Joint Base San Antonio-Randolph, Texas --
Multiple agencies came together to identify ways to improve the respite care program for Exceptional Family Member Program members during a rapid improvement event at the Air Force’s Personnel Center, Nov. 17-20.
Led by Tami Nelson, transformation leader for Headquarters Air Force and Ken Brunson, continuous process improvement program manager at AFPC, the team of personnel from the Air Force Services Center, AFPC Exceptional Assignment Programs division, and Headquarters Air Force Services managers, and others went through an in-depth process to determine the root cause of problems and create solutions.
“The current respite care process is seen as ineffective, confusing and slow,” Nelson said. “There are not enough providers in the system and the approval process for a provider is not clearly understood. Families are frustrated and rightfully so.”
Respite care is a program that provides temporary rest periods to reduce stress for EFMP family members or primary caregivers who are providing regular care for individuals with disabilities and significant special needs.
During the four-day event, the team began by viewing the problem from the families’ perspective, identified their objective of providing families a functional respite care program and implemented process improvements and measures to meet it.
The group mapped out the current state of the respite care program and collectively brainstormed problems areas, identifying issues with enrollment, access to providers and a lack of streamlined guidance.
This was the first blended (in-person and virtual) Rapid Improvement Event conducted at AFPC since March, and all COVID-19 precautions were followed to ensure the health and safety of the participants.
“The event was extremely successful with great participation,” Brunson said. “The diverse team was able to work through the current state, identify 15 core problems, perform root cause analysis and produce an action plan with countermeasures that will make Respite Care a better program for the Department of the Air Force.”
The problems were consolidated into three main topics for a countermeasures action plan: lack of policy, a need for metrics and a perceived lack of transparency.
“I’m excited to see the positive outcomes from this RIE, which will positively impact families who rely on the respite program,” said Col. Christopher Parrish, commander of Air Force Services Center. “Our goal at the Services Center is to administer the respite program in a simple, caring manner consistent with the intent of the program – to give EFMP parents a much needed break from their day-to-day routine.”
Program managers from the Army, Navy and Marine Corps took part in the event to share best practices as well as problem areas in their respective programs.
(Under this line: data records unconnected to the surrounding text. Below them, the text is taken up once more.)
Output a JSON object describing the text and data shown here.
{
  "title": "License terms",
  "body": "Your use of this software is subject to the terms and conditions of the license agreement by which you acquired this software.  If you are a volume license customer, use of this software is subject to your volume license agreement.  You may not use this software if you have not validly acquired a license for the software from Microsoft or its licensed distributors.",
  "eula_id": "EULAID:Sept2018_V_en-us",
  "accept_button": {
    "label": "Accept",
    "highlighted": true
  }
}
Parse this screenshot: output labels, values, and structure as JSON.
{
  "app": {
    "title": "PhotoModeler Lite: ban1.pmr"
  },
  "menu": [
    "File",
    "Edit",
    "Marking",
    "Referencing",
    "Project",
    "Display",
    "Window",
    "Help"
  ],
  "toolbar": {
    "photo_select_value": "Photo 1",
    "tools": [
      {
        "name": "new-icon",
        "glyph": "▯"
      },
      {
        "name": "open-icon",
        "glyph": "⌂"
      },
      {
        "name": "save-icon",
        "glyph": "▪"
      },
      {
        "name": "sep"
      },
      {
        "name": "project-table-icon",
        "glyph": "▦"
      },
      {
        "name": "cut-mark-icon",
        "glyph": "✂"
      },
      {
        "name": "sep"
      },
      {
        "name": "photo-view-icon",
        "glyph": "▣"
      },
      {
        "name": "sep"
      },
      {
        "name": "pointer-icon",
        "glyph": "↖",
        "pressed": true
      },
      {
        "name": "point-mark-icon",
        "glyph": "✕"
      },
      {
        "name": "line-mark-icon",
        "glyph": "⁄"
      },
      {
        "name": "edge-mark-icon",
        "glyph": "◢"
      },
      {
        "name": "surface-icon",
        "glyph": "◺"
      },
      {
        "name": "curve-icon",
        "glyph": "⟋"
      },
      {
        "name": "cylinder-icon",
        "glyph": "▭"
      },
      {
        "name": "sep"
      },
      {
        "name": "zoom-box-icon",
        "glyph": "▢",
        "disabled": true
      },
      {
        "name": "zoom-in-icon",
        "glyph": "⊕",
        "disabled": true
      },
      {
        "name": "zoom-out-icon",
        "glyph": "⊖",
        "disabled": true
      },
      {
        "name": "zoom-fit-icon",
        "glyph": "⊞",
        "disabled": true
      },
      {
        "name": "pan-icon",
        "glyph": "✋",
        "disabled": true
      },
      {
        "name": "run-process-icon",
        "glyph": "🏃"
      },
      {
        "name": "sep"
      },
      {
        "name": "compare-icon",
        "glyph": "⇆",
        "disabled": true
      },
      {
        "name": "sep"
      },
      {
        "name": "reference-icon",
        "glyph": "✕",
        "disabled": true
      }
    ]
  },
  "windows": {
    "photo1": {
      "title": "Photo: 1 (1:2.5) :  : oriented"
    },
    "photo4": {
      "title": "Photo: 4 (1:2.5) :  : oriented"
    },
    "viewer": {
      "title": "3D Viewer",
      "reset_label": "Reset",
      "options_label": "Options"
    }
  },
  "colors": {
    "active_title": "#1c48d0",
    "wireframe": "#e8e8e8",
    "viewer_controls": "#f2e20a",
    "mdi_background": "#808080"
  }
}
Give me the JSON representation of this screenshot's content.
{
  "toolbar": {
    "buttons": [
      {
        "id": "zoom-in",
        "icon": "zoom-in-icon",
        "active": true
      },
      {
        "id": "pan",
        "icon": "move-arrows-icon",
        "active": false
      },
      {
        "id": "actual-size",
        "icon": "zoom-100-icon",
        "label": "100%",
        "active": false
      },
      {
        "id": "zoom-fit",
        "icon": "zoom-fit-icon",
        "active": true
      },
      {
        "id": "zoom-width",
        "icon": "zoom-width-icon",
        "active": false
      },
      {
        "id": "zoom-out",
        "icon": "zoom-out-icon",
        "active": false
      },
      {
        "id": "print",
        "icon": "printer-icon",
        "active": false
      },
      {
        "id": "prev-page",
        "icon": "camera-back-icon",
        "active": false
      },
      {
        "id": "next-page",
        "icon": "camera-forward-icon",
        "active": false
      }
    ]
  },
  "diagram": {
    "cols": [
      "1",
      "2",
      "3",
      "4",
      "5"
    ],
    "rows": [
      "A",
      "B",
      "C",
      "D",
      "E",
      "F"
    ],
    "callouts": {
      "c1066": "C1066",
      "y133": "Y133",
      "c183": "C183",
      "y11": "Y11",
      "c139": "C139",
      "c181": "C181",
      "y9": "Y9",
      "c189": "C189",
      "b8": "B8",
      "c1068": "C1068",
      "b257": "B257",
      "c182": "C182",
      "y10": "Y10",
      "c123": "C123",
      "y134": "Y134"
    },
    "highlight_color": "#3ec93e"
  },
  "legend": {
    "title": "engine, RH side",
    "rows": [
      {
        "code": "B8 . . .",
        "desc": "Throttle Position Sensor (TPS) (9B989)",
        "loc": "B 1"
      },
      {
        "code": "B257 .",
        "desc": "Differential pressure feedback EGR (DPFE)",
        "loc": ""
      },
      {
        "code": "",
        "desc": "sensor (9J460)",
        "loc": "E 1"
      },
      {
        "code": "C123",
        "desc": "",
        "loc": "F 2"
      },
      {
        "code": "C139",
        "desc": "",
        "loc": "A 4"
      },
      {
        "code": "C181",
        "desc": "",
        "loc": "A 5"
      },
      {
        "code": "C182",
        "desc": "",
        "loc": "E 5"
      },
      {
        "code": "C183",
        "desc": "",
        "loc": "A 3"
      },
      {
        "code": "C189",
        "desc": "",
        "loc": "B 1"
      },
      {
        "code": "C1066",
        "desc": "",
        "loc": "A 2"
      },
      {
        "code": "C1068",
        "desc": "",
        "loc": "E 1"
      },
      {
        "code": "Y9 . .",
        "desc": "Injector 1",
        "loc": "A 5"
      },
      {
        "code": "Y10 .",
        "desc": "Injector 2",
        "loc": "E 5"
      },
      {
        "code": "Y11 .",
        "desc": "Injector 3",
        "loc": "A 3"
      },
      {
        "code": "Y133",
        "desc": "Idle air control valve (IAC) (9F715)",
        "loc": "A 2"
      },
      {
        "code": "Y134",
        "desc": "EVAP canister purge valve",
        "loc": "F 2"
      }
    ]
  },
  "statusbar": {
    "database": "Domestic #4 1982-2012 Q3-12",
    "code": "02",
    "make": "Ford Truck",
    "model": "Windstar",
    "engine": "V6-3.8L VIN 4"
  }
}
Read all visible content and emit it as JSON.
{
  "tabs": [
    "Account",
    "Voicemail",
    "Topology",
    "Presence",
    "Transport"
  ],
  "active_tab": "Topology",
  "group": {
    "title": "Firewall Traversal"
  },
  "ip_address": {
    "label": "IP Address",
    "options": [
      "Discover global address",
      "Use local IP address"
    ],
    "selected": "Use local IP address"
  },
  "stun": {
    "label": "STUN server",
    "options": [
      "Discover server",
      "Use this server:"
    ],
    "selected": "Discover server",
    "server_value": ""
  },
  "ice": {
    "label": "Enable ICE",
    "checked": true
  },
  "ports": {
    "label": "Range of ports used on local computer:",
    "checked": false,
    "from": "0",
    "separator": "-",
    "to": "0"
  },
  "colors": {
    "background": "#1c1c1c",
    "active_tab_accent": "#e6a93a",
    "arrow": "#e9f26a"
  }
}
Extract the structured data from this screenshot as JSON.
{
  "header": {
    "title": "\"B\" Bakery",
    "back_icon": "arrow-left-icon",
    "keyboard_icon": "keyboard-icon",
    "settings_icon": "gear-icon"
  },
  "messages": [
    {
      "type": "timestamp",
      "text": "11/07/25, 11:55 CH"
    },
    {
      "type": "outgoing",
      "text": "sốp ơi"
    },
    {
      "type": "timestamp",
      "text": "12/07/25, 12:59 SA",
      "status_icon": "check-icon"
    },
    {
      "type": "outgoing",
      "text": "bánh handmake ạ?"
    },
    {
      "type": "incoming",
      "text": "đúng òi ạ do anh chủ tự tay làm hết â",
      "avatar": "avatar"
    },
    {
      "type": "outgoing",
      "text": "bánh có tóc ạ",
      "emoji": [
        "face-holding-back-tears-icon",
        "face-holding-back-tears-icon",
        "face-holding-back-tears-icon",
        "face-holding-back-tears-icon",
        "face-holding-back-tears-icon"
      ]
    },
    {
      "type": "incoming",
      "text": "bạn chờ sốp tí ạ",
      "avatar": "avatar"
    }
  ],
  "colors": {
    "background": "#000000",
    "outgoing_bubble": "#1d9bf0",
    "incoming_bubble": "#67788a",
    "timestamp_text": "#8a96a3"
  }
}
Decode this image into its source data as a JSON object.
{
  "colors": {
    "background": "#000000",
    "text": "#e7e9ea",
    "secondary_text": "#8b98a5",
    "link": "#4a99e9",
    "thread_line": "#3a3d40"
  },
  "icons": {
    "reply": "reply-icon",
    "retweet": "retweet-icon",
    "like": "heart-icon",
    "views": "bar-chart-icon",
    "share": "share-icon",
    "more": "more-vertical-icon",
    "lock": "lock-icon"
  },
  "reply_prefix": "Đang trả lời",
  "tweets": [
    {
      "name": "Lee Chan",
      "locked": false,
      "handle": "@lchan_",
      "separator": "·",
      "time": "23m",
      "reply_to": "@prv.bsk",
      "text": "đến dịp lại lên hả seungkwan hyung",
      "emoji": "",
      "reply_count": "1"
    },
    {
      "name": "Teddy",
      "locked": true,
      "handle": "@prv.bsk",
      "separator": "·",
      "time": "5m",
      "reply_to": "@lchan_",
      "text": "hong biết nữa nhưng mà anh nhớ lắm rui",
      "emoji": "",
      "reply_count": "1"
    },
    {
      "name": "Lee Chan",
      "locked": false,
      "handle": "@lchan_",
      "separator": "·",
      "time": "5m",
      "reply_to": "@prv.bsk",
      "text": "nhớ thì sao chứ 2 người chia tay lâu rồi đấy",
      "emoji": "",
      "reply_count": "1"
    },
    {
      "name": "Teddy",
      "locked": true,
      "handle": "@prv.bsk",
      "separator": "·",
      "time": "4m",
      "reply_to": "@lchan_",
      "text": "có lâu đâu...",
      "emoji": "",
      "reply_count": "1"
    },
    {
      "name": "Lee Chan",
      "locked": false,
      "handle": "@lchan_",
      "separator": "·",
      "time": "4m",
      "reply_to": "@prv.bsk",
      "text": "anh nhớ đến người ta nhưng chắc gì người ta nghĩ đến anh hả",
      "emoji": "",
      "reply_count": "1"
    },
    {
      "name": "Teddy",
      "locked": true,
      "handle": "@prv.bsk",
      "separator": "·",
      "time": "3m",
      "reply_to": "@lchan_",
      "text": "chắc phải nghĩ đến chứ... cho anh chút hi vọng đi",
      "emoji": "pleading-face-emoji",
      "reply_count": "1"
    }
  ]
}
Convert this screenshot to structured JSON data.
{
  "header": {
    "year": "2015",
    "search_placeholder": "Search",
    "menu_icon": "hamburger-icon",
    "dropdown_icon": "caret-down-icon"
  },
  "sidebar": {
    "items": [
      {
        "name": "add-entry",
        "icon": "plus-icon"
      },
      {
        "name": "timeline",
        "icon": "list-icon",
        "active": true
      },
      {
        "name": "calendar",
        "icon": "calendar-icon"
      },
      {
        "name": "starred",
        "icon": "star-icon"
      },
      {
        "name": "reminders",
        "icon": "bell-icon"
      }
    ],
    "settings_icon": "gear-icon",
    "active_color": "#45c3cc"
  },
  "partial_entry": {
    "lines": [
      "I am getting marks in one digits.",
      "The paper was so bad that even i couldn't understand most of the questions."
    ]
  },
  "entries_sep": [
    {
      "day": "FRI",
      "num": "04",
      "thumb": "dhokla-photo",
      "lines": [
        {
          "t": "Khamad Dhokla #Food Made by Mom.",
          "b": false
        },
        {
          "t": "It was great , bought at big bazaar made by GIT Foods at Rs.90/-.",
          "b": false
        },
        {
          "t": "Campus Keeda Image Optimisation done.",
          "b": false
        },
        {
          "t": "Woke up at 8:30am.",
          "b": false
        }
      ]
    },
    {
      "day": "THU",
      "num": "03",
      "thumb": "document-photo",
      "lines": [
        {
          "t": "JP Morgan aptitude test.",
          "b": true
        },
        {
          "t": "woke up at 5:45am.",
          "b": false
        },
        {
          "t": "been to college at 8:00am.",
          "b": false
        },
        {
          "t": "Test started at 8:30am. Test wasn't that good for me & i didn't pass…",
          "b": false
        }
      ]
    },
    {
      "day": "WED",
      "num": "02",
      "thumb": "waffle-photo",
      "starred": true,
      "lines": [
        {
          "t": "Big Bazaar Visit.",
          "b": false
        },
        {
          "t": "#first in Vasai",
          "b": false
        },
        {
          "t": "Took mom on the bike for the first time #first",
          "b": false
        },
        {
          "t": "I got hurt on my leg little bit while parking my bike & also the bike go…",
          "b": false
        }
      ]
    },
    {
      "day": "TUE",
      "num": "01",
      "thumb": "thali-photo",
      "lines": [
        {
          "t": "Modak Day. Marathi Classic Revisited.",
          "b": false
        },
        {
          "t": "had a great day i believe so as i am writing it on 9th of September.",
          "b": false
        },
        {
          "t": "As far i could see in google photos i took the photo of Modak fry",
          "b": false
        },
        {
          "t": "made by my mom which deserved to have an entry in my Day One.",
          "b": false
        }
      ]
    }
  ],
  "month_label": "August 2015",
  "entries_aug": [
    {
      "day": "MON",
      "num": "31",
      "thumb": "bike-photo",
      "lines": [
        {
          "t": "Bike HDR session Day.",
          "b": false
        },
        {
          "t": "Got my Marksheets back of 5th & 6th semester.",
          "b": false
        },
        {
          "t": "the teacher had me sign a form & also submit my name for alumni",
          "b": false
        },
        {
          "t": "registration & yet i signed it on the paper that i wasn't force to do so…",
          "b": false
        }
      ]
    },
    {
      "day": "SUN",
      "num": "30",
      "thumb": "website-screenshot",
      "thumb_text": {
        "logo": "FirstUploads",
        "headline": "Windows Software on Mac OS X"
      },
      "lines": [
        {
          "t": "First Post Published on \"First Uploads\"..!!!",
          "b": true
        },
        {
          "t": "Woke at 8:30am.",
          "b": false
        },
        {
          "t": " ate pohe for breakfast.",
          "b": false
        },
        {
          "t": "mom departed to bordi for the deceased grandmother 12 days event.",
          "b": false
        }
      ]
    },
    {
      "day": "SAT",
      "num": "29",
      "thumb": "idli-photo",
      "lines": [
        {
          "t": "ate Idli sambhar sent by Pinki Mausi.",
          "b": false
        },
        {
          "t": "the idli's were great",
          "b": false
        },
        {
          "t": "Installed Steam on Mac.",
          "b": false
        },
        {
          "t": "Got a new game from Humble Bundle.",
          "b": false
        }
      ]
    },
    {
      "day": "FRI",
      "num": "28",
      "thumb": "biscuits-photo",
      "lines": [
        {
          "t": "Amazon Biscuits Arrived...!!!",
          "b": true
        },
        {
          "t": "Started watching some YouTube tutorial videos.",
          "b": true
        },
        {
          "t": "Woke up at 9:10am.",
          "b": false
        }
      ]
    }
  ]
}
The team plans to take some of the lessons learned into consideration as they develop written respite care policy for the Department of the Air Force.
“We have an aggressive goal to get the policy coordinated and approved early 2021 so we can begin implementing and communicating to our families,” Nelson said. “This is just the beginning of our respite care journey. We have heard your concerns, and we are working relentlessly to improve the respite care program and better serve our Airmen, Space professionals and families.”